Paramount’s newly remastered 4K transfer of Airplane! ensures that the film looks better than it ever has on home video. The image is consistently sharp and details are visible deep into the frame, guaranteeing that you won’t miss the smallest of visual gags. The color balancing is strong and naturalistic, while skin tones are consistently even. Nonetheless, you may rue the lack of film grain, as the image exudes a slightly over-digitized look throughout. On the audio side, the mix is sturdy and nicely balanced, meaning that you won’t miss a second of the film’s rapid-fire, sometimes overlapping dialogue.
For this “Paramount Presents” Blu-ray edition, the studio trots out the same old commentary track with filmmakers Jim Abrahams and David and Jerry Zucker that’s been on every home-video edition of the film for the past two decades. It’s a relatively breezy, entertaining listen, with the trio offering plenty of jokes in between stories about, for example, battling studio heads over wanting to cast only dramatic actors in the major roles and the varying degrees to which those actors truly got the humor that the filmmakers were going for. The track does, though, run out of steam about an hour in, at which point all three men struggle to fill the dead air. The two remaining extras are brand new, but the first—an eight-minute featurette titled “Filmmaker Focus”—amounts to little more than a studio-produced puff piece. The second new feature is a 35-minute Q&A with ZAZ following a 40th anniversary screening of the film at L.A.’s Egyptian Theatre, and though the directors don’t tread much ground that isn’t already covered in the commentary, they offer a few new, amusing anecdotes and have a very playful rapport with their audience.

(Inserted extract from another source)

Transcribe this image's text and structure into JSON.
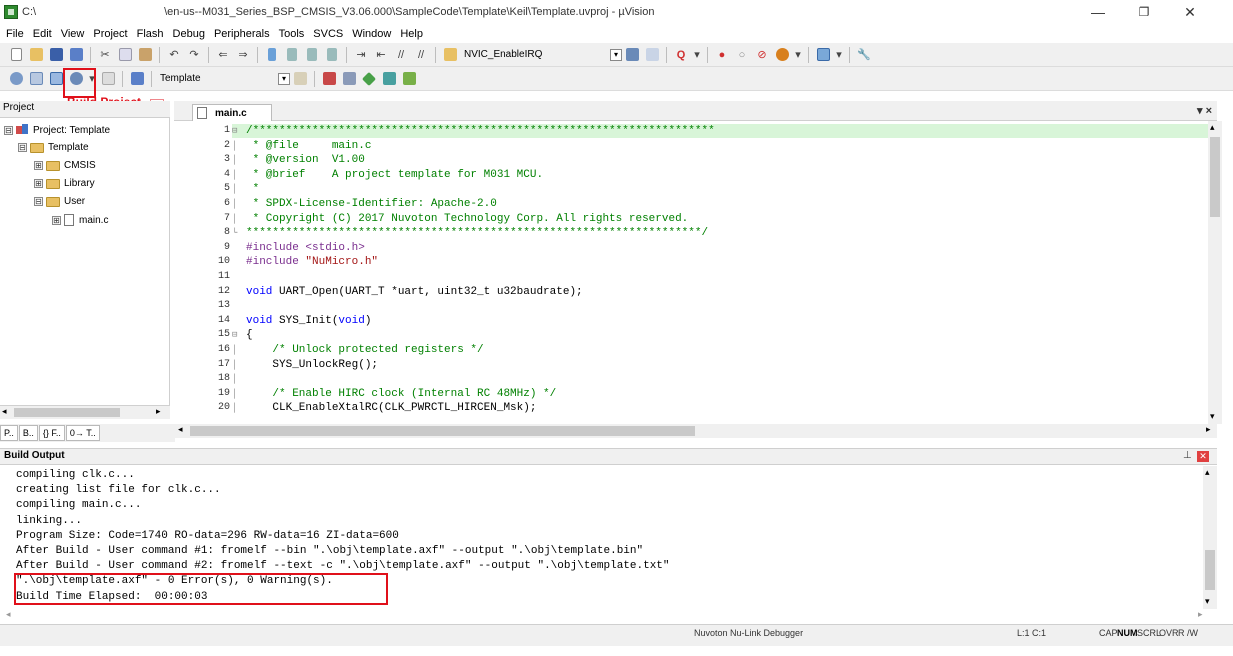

The extra features aren’t much of a step up from prior DVD and Blu-ray editions, but the transfer at least marks a discernible upgrade.